Today I got this message from the Charles G. Koch Charitable Foundation: I hope your summer is off to a great start! If, like me, you’re a fan of free-market economist and Nobel laureate Friedrich Hayek, whose book The Road to Serfdom just hit #1 on Amazon, this has been an exciting week. It’s true! The Cato Institute […]Continue reading Hayek Sales Skyrocket
Christopher Hitchens, the consummate polemicist and insurgent against orthodoxy and absolutism, released his memoirs. With this has come savage attacks against him that deserve to be shown for their ad hominem nature. It shows pretty supremely in an article on the man in the Guardian: When the invasion of Iraq was first debated, one couldn’t […]Continue reading The Absurd Attacks on Christopher Hitchens
An awesome study turns social conservative thought on families completely on its head: Contrary to what the religious right might say, children raised by lesbian parents are doing just as well as their peers, according to a new report based on a 20-year study to be published in the journal Pediatrics. In fact, they may […]Continue reading Children Raised By Lesbians Better Off?
Islam, faith, christianity, theocracy, oppression, religionContinue reading The Clown Prince of Islam
In a recent column, Nicholas Kristof criticized strongly Ayaan Hirsi Ali, the unbelievably brave Somali intellectual who has dedicated her career to pursuit of an Enlightenment in the Islamic world. Kristof apparently sees Ali as fomenting bigotry towards Muslims, casting aside the very legitimate and pressing criticism of the fastest growing religion that Ali posits.Continue reading Nicholas Kristof Betrays Liberalism
Racial clashes have sprung up in Northern California, and without the expected suspects: At least four high-profile attacks involving blacks and Asians have occurred since January in San Francisco and Oakland, including the beating death of Tian Sheng Yu, 59, last month. Two 18-year-old men have been charged with the murder. Rongshi Chen, 64, was […]Continue reading Racial Tensions Explode in CA
Howard Zinn passed at the beginning of this year, and I will admit part of me was saddened at his passing. My mother owned his People’s History of the United States, and my fellow students at college seemed to adore his work. My best friend is a Zinn fanatic, bringing him up nearly every time […]Continue reading Howard Zinn was the Worst the Left has to offer
I can almost guarantee that the overwhelming swap of Liberty Papers readers were sympathetic to the creators of South Park in the recent controversy. In fact, I’m sure some of you are planning on participating in Everybody Draw Mohammed Day. Given that, I have to request reader thoughts on the French ban of the burqa […]Continue reading French Burqua Ban: Liberating or Tyrannical?

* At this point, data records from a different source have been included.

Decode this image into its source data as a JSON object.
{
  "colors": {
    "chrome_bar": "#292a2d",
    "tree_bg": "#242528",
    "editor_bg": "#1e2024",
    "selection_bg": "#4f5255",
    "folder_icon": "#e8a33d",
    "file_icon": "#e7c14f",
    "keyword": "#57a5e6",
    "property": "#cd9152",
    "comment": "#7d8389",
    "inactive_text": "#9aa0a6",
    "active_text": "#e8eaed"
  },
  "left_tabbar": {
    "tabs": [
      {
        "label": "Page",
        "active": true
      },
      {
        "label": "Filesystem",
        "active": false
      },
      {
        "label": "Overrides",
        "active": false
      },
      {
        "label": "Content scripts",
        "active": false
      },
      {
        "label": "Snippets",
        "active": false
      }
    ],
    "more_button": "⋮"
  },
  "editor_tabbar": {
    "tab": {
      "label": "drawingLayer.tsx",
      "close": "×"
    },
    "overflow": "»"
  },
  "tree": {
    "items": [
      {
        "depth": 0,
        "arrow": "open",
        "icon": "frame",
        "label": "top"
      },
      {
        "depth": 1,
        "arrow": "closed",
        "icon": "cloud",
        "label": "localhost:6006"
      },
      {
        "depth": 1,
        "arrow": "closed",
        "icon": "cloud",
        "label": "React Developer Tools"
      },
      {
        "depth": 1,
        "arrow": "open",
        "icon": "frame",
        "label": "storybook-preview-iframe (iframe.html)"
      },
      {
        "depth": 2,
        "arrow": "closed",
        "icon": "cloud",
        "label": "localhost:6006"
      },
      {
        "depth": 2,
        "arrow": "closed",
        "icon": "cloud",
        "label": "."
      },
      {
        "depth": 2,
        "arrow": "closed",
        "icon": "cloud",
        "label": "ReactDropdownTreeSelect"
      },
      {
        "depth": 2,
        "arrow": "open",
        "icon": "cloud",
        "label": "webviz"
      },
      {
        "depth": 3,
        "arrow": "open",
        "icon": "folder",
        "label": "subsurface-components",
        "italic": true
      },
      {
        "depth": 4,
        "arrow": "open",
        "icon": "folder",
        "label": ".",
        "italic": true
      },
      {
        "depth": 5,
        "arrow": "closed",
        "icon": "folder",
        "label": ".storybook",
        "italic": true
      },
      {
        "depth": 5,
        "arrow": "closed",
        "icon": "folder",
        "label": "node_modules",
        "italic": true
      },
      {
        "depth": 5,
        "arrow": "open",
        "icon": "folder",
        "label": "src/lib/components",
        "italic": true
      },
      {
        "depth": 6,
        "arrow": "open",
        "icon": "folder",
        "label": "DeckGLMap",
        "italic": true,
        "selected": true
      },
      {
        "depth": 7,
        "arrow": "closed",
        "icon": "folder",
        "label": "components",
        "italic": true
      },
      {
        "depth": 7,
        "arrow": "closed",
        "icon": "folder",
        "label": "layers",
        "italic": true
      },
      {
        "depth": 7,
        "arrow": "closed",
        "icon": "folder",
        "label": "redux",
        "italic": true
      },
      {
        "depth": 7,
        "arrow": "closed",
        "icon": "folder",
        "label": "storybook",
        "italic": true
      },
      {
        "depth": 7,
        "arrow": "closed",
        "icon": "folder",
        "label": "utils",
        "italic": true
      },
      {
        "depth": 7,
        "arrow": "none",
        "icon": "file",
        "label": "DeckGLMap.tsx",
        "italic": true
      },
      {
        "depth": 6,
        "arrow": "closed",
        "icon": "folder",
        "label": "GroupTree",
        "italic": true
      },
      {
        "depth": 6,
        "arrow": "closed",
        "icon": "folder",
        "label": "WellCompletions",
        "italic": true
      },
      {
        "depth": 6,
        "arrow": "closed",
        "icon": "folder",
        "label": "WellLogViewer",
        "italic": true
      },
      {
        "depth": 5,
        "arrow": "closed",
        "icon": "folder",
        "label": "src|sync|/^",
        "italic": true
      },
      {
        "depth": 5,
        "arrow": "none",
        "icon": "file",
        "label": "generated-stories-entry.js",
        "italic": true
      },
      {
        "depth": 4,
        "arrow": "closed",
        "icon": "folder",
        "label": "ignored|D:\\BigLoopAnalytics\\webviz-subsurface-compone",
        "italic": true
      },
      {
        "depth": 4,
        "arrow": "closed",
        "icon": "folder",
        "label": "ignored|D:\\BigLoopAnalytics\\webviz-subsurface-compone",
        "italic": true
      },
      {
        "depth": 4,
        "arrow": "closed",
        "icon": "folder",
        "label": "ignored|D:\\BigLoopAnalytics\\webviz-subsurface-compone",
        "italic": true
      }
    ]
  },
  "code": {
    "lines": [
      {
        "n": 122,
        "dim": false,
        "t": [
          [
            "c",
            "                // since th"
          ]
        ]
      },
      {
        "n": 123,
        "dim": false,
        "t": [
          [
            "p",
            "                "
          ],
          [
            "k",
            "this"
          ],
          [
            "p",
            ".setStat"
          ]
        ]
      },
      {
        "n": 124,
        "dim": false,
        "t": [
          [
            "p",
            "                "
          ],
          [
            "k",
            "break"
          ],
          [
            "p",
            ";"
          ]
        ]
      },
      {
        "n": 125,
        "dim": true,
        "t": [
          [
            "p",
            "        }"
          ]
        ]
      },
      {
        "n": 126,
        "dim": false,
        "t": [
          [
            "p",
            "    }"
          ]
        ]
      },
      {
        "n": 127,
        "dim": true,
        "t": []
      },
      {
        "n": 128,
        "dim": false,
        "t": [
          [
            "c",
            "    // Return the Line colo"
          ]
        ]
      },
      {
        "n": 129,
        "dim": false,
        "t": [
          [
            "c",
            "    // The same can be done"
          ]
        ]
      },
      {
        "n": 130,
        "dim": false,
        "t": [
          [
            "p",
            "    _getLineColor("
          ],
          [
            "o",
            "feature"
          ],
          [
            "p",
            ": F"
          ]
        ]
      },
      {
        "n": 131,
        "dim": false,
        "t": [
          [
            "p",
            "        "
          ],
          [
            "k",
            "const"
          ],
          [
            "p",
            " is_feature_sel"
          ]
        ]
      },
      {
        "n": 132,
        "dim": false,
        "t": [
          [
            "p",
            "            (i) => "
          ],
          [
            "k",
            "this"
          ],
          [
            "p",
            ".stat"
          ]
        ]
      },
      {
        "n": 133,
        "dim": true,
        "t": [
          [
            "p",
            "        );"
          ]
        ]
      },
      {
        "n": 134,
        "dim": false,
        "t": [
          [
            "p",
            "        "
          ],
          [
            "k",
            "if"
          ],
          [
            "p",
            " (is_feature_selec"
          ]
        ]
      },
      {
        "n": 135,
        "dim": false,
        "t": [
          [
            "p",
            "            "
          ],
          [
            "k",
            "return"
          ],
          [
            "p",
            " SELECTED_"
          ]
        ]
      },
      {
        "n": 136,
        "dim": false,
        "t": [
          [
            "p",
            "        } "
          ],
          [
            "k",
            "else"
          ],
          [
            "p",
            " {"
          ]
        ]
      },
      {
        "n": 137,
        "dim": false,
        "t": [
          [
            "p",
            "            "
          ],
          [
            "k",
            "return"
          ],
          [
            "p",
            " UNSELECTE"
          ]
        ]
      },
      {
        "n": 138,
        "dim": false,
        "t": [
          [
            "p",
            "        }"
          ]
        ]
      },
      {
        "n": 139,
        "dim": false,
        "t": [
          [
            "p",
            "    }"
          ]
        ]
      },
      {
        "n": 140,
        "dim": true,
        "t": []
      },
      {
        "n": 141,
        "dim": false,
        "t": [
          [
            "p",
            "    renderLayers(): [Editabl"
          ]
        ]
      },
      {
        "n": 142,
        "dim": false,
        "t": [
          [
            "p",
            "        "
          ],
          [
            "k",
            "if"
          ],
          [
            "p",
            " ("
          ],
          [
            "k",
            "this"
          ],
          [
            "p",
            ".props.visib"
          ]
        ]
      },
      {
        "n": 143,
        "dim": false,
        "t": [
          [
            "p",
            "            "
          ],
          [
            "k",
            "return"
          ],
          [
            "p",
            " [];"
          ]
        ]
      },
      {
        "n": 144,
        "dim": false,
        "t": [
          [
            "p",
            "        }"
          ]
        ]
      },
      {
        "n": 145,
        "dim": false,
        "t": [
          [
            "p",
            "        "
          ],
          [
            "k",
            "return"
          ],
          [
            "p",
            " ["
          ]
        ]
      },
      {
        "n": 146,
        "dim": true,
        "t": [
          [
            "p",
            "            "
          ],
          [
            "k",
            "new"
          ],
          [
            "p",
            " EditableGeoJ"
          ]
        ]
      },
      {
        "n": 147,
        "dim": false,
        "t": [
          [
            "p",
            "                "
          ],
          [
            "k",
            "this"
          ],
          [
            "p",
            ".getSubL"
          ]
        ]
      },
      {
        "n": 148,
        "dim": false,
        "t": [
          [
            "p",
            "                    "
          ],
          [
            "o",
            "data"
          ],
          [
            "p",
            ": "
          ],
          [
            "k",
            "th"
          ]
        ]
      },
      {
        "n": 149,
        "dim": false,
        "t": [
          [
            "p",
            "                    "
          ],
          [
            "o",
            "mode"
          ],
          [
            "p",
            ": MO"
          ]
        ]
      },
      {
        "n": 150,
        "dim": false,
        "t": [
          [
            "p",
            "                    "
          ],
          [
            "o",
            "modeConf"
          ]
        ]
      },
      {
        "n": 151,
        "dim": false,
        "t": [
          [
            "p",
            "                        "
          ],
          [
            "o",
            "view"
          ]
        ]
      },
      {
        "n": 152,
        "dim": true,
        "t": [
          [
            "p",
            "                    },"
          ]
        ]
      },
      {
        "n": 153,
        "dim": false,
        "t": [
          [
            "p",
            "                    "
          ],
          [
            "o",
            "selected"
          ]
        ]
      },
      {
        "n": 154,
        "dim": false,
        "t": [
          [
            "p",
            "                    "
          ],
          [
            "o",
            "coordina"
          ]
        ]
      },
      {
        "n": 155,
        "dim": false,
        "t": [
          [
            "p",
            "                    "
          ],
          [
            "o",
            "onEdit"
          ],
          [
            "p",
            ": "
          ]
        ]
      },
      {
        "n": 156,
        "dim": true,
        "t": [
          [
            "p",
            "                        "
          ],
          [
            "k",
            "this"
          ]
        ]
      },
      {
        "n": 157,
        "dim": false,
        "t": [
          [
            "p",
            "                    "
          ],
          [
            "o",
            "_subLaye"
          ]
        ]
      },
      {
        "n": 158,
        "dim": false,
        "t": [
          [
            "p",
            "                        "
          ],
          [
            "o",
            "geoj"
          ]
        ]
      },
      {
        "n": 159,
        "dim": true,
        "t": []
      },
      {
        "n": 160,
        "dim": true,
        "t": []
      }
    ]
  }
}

Here’s the direct quote: “In the grand scheme, it has not been successful,” drug czar Gil Kerlikowske told the AP. “Forty years later, the concern about drugs and drug problems is, if anything, magnified, intensified.” That’s certainly good to hear, but here’s the chief problem: This week President Obama backed up that rhetoric by announcing […]Continue reading Nation’s Drug Czar Laments Drug War Failure

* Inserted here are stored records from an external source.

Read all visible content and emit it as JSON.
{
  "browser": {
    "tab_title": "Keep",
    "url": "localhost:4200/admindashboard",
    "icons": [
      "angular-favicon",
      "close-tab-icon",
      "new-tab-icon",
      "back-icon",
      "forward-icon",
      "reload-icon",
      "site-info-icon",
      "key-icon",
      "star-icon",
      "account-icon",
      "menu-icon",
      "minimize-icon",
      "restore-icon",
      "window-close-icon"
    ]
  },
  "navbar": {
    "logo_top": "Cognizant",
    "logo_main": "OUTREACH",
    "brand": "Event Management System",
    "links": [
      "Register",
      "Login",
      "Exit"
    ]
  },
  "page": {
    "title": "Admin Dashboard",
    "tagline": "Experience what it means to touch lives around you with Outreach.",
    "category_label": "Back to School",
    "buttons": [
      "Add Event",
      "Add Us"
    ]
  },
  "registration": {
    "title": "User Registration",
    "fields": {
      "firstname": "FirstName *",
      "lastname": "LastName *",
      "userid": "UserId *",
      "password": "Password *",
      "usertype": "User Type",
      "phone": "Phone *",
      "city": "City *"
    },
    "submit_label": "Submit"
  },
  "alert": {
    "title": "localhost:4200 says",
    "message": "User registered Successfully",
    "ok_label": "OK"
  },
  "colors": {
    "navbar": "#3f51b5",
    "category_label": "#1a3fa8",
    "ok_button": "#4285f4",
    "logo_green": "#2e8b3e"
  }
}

A review for Robin Hood from the Seattle Weekly poses some unexpected accusations: An old-fashioned adventure epic weighed down by overly simplistic, quasi-populist dialogue,Ridley Scott‘s Robin Hood plays like a rousing love letter to the Tea Party movement. Instead of robbing from the rich to give to the poor, this Robin Hood (Russell Crowe) preaches about […]Continue reading Robin Hood – Tea Partier?
I am honored to join The Liberty Papers. Brad Warbiany and Doug Mataconis have been very welcoming, and my new realm into libertarian thought should be fulfilling and rich. I’ve been at United Liberty for two years, starting with the 2008 election and running all the way up to coverage of Arizona’s discriminatory immigration law. […]Continue reading A New Introduction